» **Task instructions**: The records that follow are to be repeated exactly, with no pictures carried over.

» **Exercise data**:

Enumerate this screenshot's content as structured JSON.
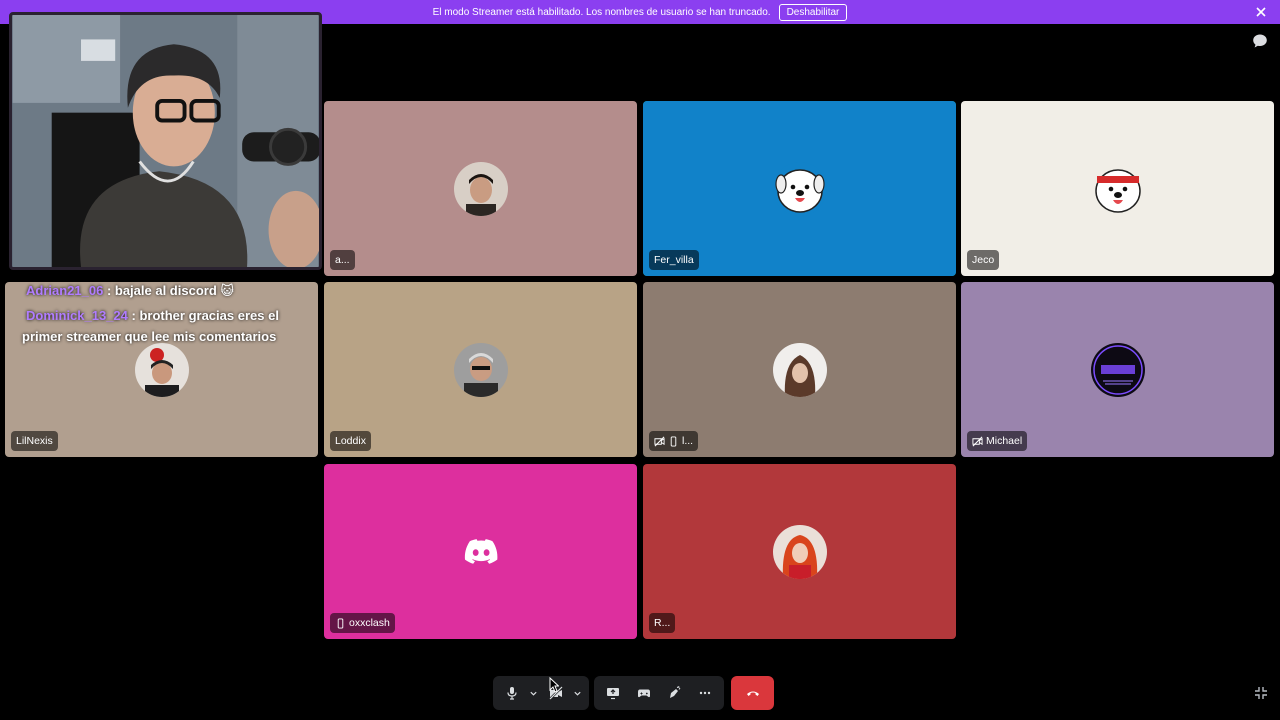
{
  "banner": {
    "message": "El modo Streamer está habilitado. Los nombres de usuario se han truncado.",
    "disable_label": "Deshabilitar",
    "color": "#8b3ff0"
  },
  "tiles": [
    {
      "name": "a...",
      "bg": "#b48d8c"
    },
    {
      "name": "Fer_villa",
      "bg": "#1182c9"
    },
    {
      "name": "Jeco",
      "bg": "#f1eee7"
    },
    {
      "name": "LilNexis",
      "bg": "#b19f8f"
    },
    {
      "name": "Loddix",
      "bg": "#b8a386"
    },
    {
      "name": "l...",
      "bg": "#8d7c70"
    },
    {
      "name": "Michael",
      "bg": "#9a84ad"
    },
    {
      "name": "oxxclash",
      "bg": "#dd2f9e"
    },
    {
      "name": "R...",
      "bg": "#b2383b"
    }
  ],
  "chat": [
    {
      "user": "Adrian21_06",
      "text": "bajale al discord 😺"
    },
    {
      "user": "Dominick_13_24",
      "text": "brother gracias eres el primer streamer que lee mis comentarios"
    }
  ],
  "chat_separator": " : ",
  "controls": {
    "mic": "microphone-icon",
    "camera": "camera-off-icon",
    "screen": "screen-share-icon",
    "activity": "gamepad-icon",
    "soundboard": "soundboard-icon",
    "more": "more-icon",
    "hangup": "hangup-icon",
    "hangup_color": "#da373c"
  }
}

» **Solution**:
Enumerate this screenshot's content as structured JSON.
{
  "banner": {
    "message": "El modo Streamer está habilitado. Los nombres de usuario se han truncado.",
    "disable_label": "Deshabilitar",
    "color": "#8b3ff0"
  },
  "tiles": [
    {
      "name": "a...",
      "bg": "#b48d8c"
    },
    {
      "name": "Fer_villa",
      "bg": "#1182c9"
    },
    {
      "name": "Jeco",
      "bg": "#f1eee7"
    },
    {
      "name": "LilNexis",
      "bg": "#b19f8f"
    },
    {
      "name": "Loddix",
      "bg": "#b8a386"
    },
    {
      "name": "l...",
      "bg": "#8d7c70"
    },
    {
      "name": "Michael",
      "bg": "#9a84ad"
    },
    {
      "name": "oxxclash",
      "bg": "#dd2f9e"
    },
    {
      "name": "R...",
      "bg": "#b2383b"
    }
  ],
  "chat": [
    {
      "user": "Adrian21_06",
      "text": "bajale al discord 😺"
    },
    {
      "user": "Dominick_13_24",
      "text": "brother gracias eres el primer streamer que lee mis comentarios"
    }
  ],
  "chat_separator": " : ",
  "controls": {
    "mic": "microphone-icon",
    "camera": "camera-off-icon",
    "screen": "screen-share-icon",
    "activity": "gamepad-icon",
    "soundboard": "soundboard-icon",
    "more": "more-icon",
    "hangup": "hangup-icon",
    "hangup_color": "#da373c"
  }
}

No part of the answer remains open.